Now, very recently I was at a conference at Ditchley Park in Oxfordshire, which is the FCO's [Foreign and Commonwealth Office] version of Downton Abbey. It was basically a group of spooks—defense department, MOD [Ministry of Defence], law enforcement, and everything. Everyone was sitting around for two days saying, "What do we do about the cyber threat?"
On the day that I was there, I was in this one working group, which was called Defining the Critical National Infrastructure. Around the table were about ten people, most of whom spend every waking hour of their lives trying to define the critical national infrastructure.
After eight hours of discussion, we had failed to come to any working definition of the critical national infrastructure. We had begun to look at priorities—telecommunications is actually the key priority. So you're trying to work out how long can you do without telecommunications, how long can you do without electricity, how long can you do without the logistics that ensure food distribution, how long can you deal without water, and so on and so forth; i.e., what is your resilience capacity?In that sense you prioritize the critical national infrastructure. But we've only just begun to get to any sort of working definition.
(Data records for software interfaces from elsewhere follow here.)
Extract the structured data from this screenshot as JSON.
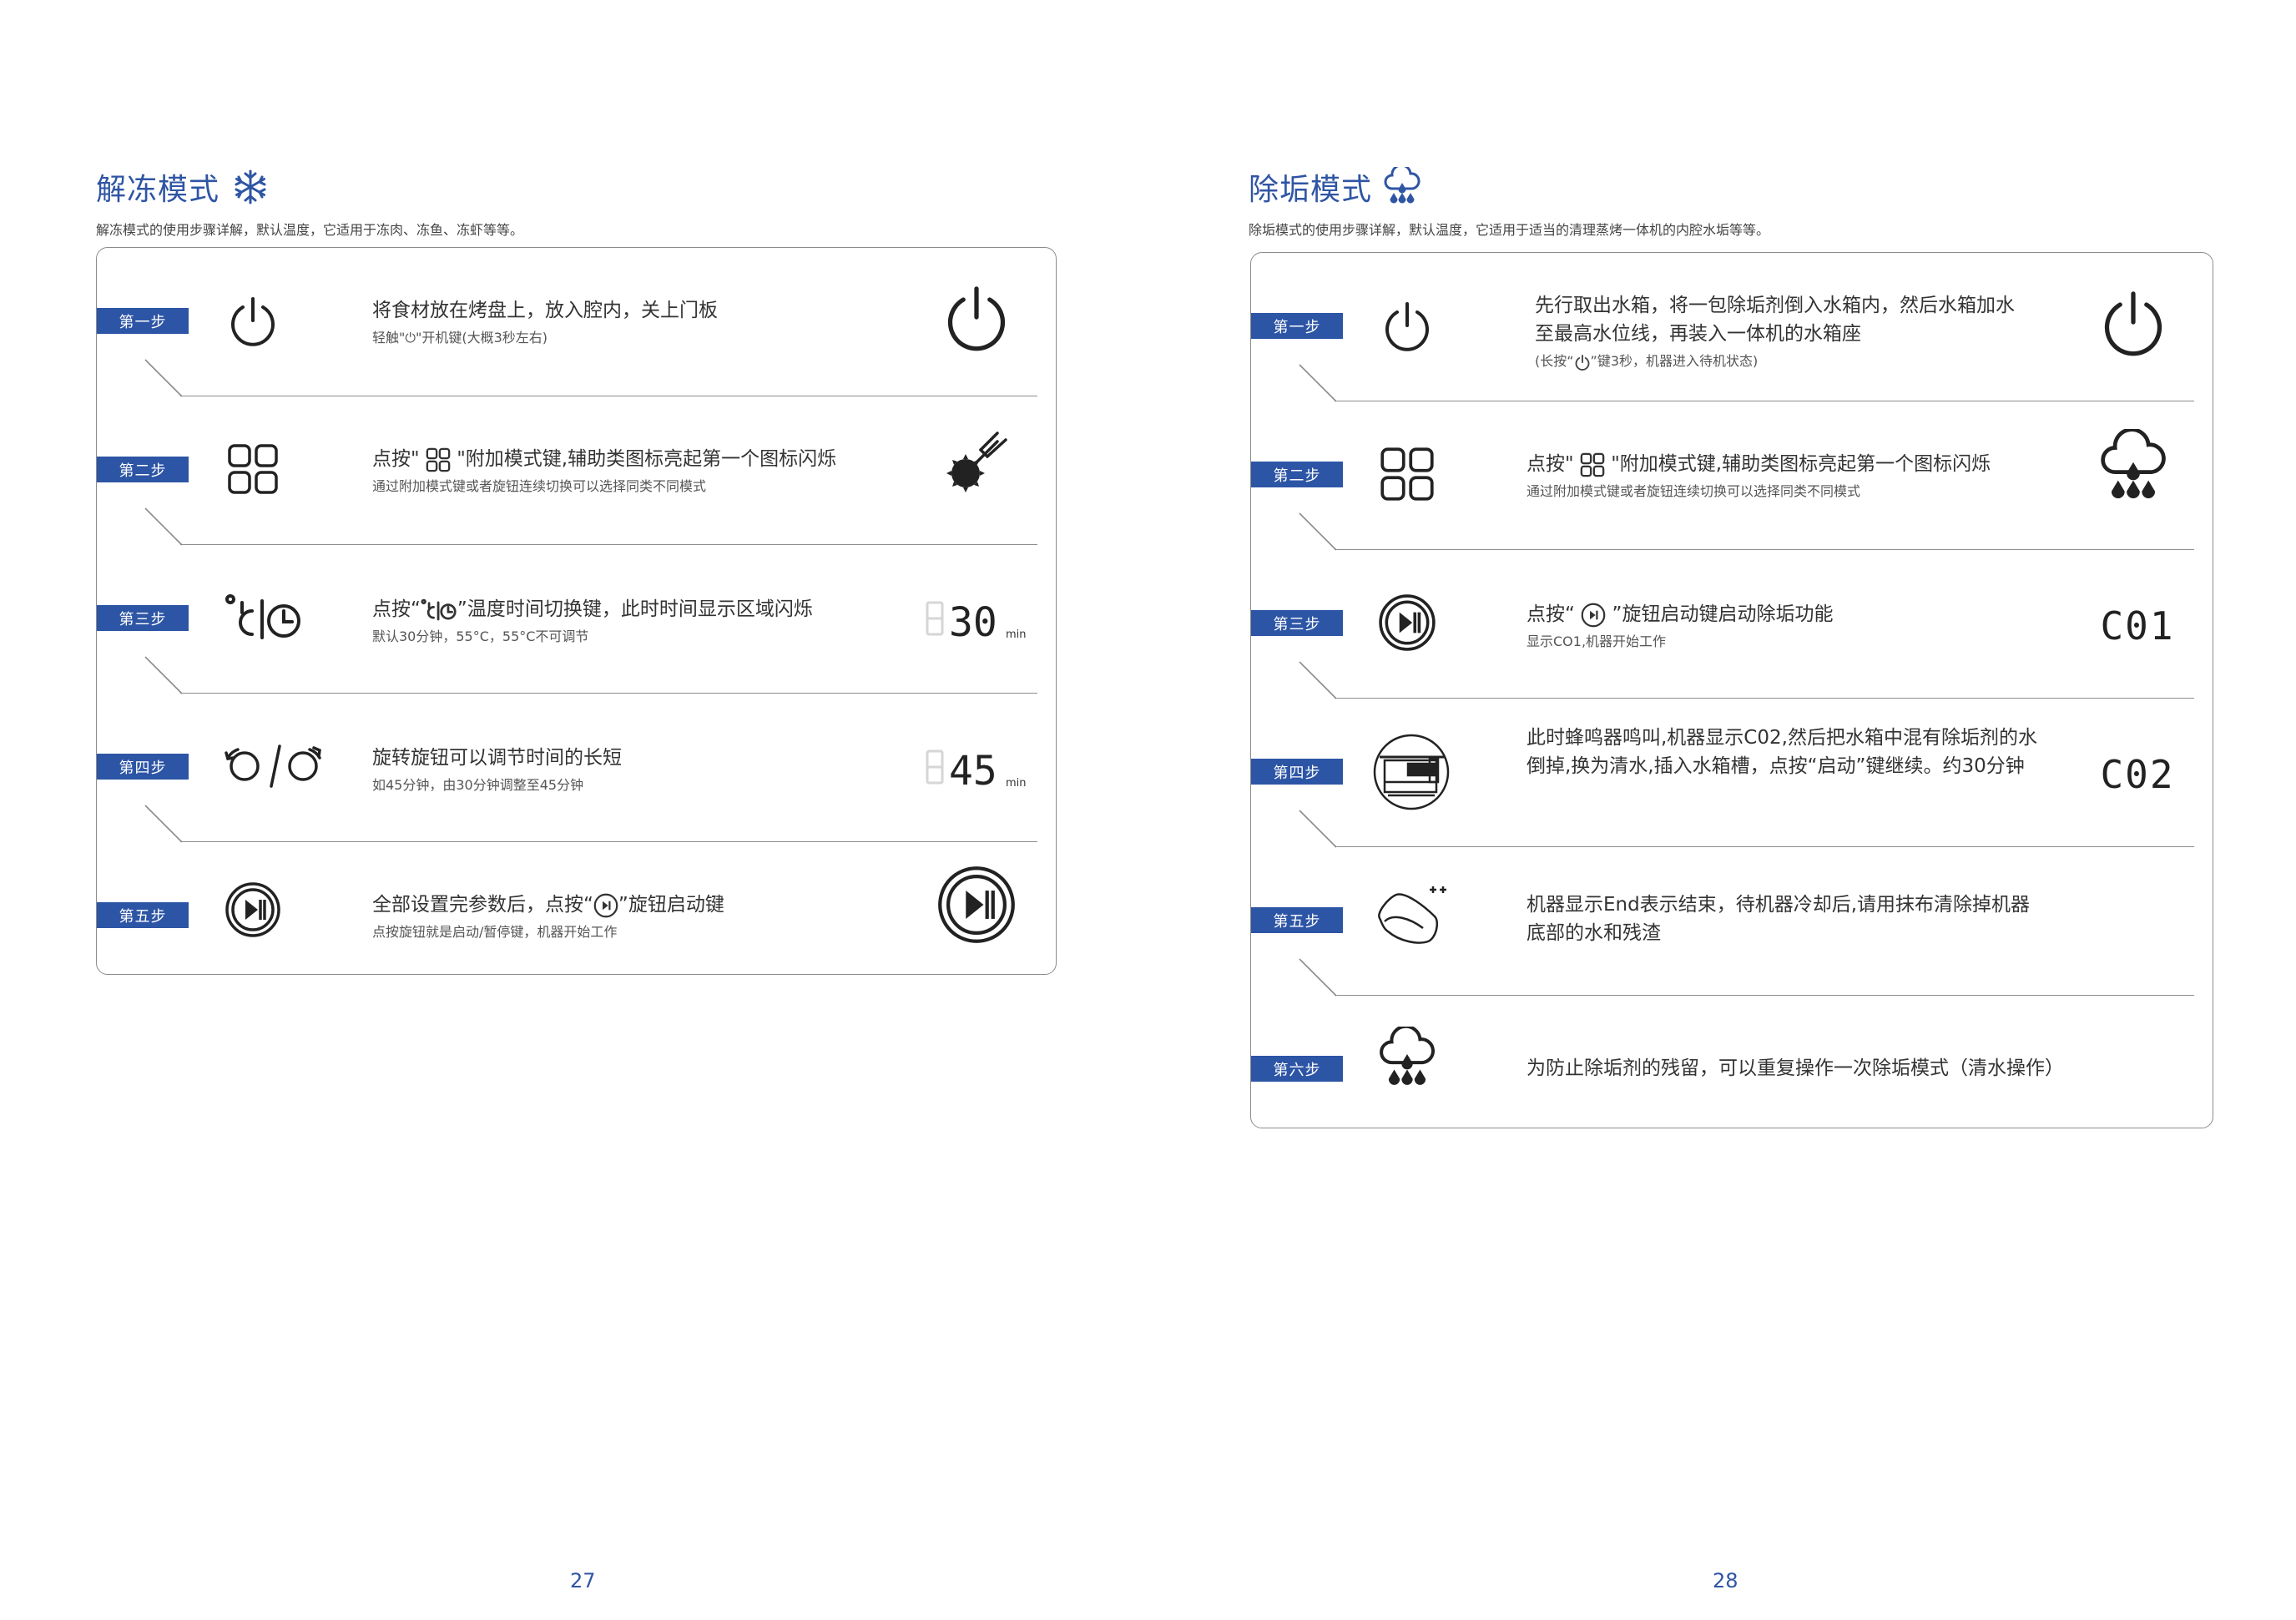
{
  "left": {
    "title": "解冻模式",
    "subtitle": "解冻模式的使用步骤详解，默认温度，它适用于冻肉、冻鱼、冻虾等等。",
    "page_number": "27",
    "steps": [
      {
        "tag": "第一步",
        "text": "将食材放在烤盘上，放入腔内，关上门板",
        "note": "轻触\"⏻\"开机键(大概3秒左右)",
        "left_icon": "power-icon",
        "right_icon": "power-icon"
      },
      {
        "tag": "第二步",
        "text_pre": "点按\" ",
        "text_post": " \"附加模式键,辅助类图标亮起第一个图标闪烁",
        "note": "通过附加模式键或者旋钮连续切换可以选择同类不同模式",
        "left_icon": "mode-grid-icon",
        "right_icon": "thaw-mode-icon"
      },
      {
        "tag": "第三步",
        "text_pre": "点按“",
        "text_post": "”温度时间切换键，此时时间显示区域闪烁",
        "note": "默认30分钟，55°C，55°C不可调节",
        "left_icon": "temp-time-switch-icon",
        "right_display": "30",
        "right_unit": "min"
      },
      {
        "tag": "第四步",
        "text": "旋转旋钮可以调节时间的长短",
        "note": "如45分钟，由30分钟调整至45分钟",
        "left_icon": "rotate-knob-icon",
        "right_display": "45",
        "right_unit": "min"
      },
      {
        "tag": "第五步",
        "text_pre": "全部设置完参数后，点按“",
        "text_post": "”旋钮启动键",
        "note": "点按旋钮就是启动/暂停键，机器开始工作",
        "left_icon": "play-pause-icon",
        "right_icon": "play-pause-icon"
      }
    ]
  },
  "right": {
    "title": "除垢模式",
    "subtitle": "除垢模式的使用步骤详解，默认温度，它适用于适当的清理蒸烤一体机的内腔水垢等等。",
    "page_number": "28",
    "steps": [
      {
        "tag": "第一步",
        "text": "先行取出水箱，将一包除垢剂倒入水箱内，然后水箱加水至最高水位线，再装入一体机的水箱座",
        "note_pre": "(长按“",
        "note_post": "”键3秒，机器进入待机状态)",
        "left_icon": "power-icon",
        "right_icon": "power-icon"
      },
      {
        "tag": "第二步",
        "text_pre": "点按\" ",
        "text_post": " \"附加模式键,辅助类图标亮起第一个图标闪烁",
        "note": "通过附加模式键或者旋钮连续切换可以选择同类不同模式",
        "left_icon": "mode-grid-icon",
        "right_icon": "descale-icon"
      },
      {
        "tag": "第三步",
        "text_pre": "点按“ ",
        "text_post": " ”旋钮启动键启动除垢功能",
        "note": "显示CO1,机器开始工作",
        "left_icon": "play-pause-icon",
        "right_display": "C01"
      },
      {
        "tag": "第四步",
        "text": "此时蜂鸣器鸣叫,机器显示C02,然后把水箱中混有除垢剂的水倒掉,换为清水,插入水箱槽，点按“启动”键继续。约30分钟",
        "left_icon": "water-tank-icon",
        "right_display": "C02"
      },
      {
        "tag": "第五步",
        "text": "机器显示End表示结束，待机器冷却后,请用抹布清除掉机器底部的水和残渣",
        "left_icon": "cloth-icon"
      },
      {
        "tag": "第六步",
        "text": "为防止除垢剂的残留，可以重复操作一次除垢模式（清水操作）",
        "left_icon": "descale-icon"
      }
    ]
  }
}
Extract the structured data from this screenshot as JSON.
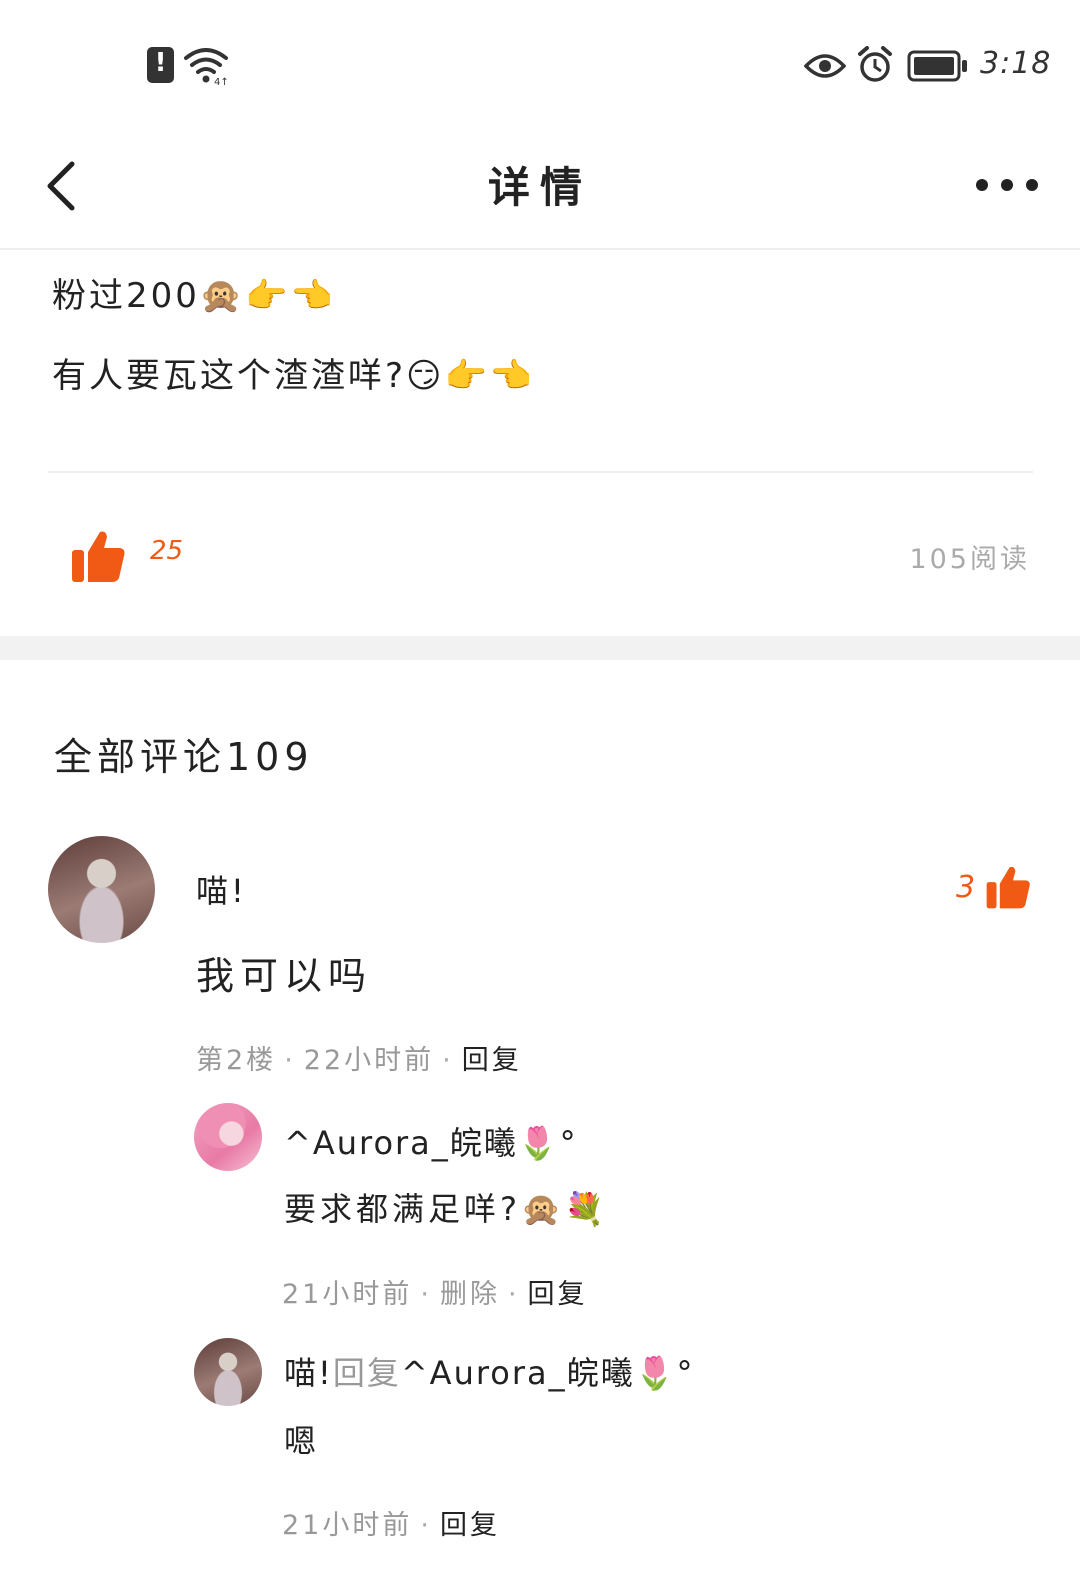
{
  "status_bar": {
    "time": "3:18",
    "icons": [
      "warning-icon",
      "wifi-icon",
      "eye-icon",
      "alarm-icon",
      "battery-icon"
    ]
  },
  "header": {
    "title": "详情",
    "back_icon": "chevron-left-icon",
    "more_icon": "more-dots-icon"
  },
  "post": {
    "line1": "粉过200🙊👉👈",
    "line2": "有人要瓦这个渣渣咩?😏👉👈",
    "likes": "25",
    "reads": "105阅读"
  },
  "comments": {
    "title": "全部评论109",
    "items": [
      {
        "user": "喵!",
        "likes": "3",
        "text": "我可以吗",
        "floor": "第2楼",
        "time": "22小时前",
        "reply_action": "回复",
        "replies": [
          {
            "user": "^Aurora_皖曦🌷°",
            "text": "要求都满足咩?🙊💐",
            "time": "21小时前",
            "delete_action": "删除",
            "reply_action": "回复"
          },
          {
            "user": "喵!",
            "reply_word": "回复",
            "reply_to": "^Aurora_皖曦🌷°",
            "text": "嗯",
            "time": "21小时前",
            "reply_action": "回复"
          }
        ]
      }
    ]
  },
  "colors": {
    "accent": "#f05a14",
    "muted": "#999999",
    "divider": "#eeeeee"
  }
}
Now, 90 percent of the critical national infrastructure is owned by the private sector. So yes, the state can discuss what the priorities are, but the state can't necessarily monitor whether the private sector is meeting its obligations, or indeed what those obligations are. So this whole area is fraught with difficulty.
In the United Kingdom at the moment, there is a big thing of trying to get undercover. We have something called the Office of Cyber Security now attached to the government office, which is there to work out whether each government department is doing the right thing about cyber security.
It's a bold and beautiful attempt. But it's a complete hodgepodge because different people have introduced different systems; people don't like to talk to each other about their security because they don't trust the other person that they are talking with in different government departments, between different companies.
And companies are very reluctant to hand over information to government, not necessarily because they feel they should have rights and control over government, but simply they don't trust government with their data. This is another issue that we are having in building a cyber security structure, is that both government and the private sector have very poor records on handing out very sensitive information on CD-ROMs—left on trains and things like this all over the place.
The upshot of that is you will find some companies are very well run and have managed to integrate the whole culture of cyber security from the bottom up to the board level, and they are performing better.
But a lot of companies, both inside and outside the critical national infrastructure, in particular because board rooms tend to be aged over 55 and over and they see that this is a technical issue—"Just give it to the tech department."
They don't understand that it's not just about technical departments; that the greatest vulnerabilities in corporations here in the United States or in Western Europe come from two sources: outside contractors and disgruntled employees. So that means it's not just a question of technical; it's a question of human resources, it's a question of how you manage people, and so on and so forth. None of that really on a large scale has got through to the boardrooms yet.
JOANNE MYERS: I knew that if we trusted you to educate us about the Internet we wouldn't be disappointed. It was a wonderful morning. Thank you so much for coming.